 For Congress:   

Support funding and oversight for states and Tribes to enhance foster parent recruitment and retention activities; support funding and oversight for states and Tribes to enhance caseworker recruitment and retention; allow states and Tribes to use title IV–E funds to support evidence-based services aimed at safely preventing foster care; consider de-linking subsidized guardianship payments from AFDC income standard; require all states to report to the National Child Abuse and Neglect Data System (NCANDS) using standard definitions and provide support for this data collection; consider legislation creating an explicit private right of action for children and youth in foster care tied to components of the case plan; consider changes requiring HHS to assess fiscal penalties on states for failing to meet CFSR outcomes; consider amending  state-mandate child outcomes data to collect outcomes such as: child fatalities, maltreatment in care, recurrence of maltreatment within 6 months, exits from foster care by reason for the exit, time to reunification, re-entry rates, and the average number of placements; consider prohibiting Title IV–E reimbursements for providers who perform poorly on key safety, permanency, and well-being indicators; require states to make their contracts with private child welfare service providers publicly available and include whether providers are private not-for-profit or private for-profit. 

The related legislation: S 1964: 

·         De-links Title IV-E kinship/guardianship assistance from AFDC and reduce the number of months in relative foster care from 6 to 3 months as a condition of eligibility

·         Amends licensing and background check requirements to be consistent with background checks for foster and adoptive placements which, unlike guardianships, do not require background checks for all adults living in the home

·         Requires kinship/guardianship payments equal to what is paid to the same category of foster care placements
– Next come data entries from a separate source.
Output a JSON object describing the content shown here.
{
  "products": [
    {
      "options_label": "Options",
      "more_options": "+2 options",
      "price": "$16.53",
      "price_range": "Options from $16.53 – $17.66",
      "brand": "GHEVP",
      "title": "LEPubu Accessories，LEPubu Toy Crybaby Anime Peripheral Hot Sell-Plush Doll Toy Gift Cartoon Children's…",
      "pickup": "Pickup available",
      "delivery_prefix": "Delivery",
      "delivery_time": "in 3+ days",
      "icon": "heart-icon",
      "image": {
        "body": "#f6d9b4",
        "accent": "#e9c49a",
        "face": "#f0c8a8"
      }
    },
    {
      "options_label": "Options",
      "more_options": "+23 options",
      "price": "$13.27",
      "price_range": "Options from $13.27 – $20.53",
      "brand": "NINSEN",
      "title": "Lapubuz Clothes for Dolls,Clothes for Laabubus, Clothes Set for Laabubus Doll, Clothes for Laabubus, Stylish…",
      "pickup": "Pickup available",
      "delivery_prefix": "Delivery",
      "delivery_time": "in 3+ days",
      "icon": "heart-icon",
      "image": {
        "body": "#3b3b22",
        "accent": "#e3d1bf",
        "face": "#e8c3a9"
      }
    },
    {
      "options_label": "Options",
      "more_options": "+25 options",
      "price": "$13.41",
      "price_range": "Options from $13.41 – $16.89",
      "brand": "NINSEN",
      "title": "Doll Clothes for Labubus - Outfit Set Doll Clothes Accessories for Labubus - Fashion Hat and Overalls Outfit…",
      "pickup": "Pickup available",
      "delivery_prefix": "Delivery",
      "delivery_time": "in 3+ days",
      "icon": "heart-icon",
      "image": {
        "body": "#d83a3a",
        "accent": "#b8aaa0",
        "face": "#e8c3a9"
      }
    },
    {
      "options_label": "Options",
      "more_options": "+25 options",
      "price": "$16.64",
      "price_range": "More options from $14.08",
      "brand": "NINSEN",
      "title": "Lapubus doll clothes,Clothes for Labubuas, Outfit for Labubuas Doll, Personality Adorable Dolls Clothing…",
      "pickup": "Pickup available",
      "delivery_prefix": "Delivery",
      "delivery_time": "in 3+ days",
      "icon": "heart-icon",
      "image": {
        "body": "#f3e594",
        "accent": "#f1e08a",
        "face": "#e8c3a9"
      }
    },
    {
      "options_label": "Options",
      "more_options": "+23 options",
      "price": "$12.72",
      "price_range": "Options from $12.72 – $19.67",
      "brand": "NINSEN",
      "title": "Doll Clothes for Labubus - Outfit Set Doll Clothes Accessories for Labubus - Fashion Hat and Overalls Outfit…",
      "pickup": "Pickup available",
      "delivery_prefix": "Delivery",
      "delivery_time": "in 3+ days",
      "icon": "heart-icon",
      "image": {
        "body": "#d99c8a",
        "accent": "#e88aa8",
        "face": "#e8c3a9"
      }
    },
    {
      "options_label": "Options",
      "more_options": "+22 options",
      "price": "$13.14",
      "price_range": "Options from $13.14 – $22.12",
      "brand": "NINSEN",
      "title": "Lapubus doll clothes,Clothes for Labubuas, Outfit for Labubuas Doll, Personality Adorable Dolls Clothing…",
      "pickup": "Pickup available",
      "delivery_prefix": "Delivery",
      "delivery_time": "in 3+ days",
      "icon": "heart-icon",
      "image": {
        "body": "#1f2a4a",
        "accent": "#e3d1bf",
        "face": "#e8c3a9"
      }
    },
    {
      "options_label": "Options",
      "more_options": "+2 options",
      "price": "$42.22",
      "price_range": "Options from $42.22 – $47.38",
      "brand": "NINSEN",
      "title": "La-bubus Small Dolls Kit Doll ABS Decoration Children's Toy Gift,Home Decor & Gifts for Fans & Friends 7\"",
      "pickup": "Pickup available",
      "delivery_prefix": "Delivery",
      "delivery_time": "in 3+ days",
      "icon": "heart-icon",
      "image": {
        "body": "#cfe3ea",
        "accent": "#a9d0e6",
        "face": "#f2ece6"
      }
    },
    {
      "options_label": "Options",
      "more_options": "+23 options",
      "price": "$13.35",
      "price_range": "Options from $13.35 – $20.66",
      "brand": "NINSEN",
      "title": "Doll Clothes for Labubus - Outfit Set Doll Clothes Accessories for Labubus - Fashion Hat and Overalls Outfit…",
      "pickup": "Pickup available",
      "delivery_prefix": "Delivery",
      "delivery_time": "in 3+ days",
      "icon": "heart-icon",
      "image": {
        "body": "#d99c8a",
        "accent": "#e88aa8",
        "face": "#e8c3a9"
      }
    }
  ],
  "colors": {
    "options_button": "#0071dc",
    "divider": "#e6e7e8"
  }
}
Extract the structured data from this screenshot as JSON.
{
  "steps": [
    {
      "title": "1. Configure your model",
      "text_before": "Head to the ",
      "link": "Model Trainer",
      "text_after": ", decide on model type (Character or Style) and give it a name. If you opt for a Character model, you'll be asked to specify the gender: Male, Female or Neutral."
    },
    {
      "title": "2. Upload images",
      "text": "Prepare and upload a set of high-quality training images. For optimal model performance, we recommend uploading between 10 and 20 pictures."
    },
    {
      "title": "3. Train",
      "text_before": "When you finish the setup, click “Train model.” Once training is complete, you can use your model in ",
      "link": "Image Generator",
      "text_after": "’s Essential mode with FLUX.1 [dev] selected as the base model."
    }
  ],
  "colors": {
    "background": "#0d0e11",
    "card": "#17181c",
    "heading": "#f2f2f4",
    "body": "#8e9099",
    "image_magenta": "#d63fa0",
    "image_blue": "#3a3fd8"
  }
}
·         Requires a penalty provision under the Program Improvement Plan (PIP) that result from the CFSRs and require that any penalty be reinvested by the state into reform efforts

·         By 2020 HHS will establish and states will implement a caseload/work load standard developed in conjunction with states and national organizations

·         Expands access to workforce training funds to all workers contracted to provide child welfare and protection services by eliminating the link to AFDC while reducing the match from 75 percent to 50 percent

·         Establishes a national definition of child maltreatment fatalities and apply it across the states and create annual reviews of child maltreatment fatalities

·         Creates a private right of action by individuals that have been in foster care for failure to comply with the case plan with a five-year sunset after a child/youth’s exit form care

·         Requires states to post on websites private foster care providers and whether they are for or non-profit.

CWLA is still reviewing the legislation which includes several provisions CWLA has endorsed including a de-linking of kinship care placements and an expansion of workforce training funds as well as caseload standards.  Action will not take place this year and since some key members of Congress have insisted that child welfare reforms only be allowed through cuts to other parts of child welfare it’s not clear how much traction it can gain in the rest of this Congress.  It also would not overlap with last Congress’s Families First Act.  A proposal that still may be under consideration by at least some members of Congress.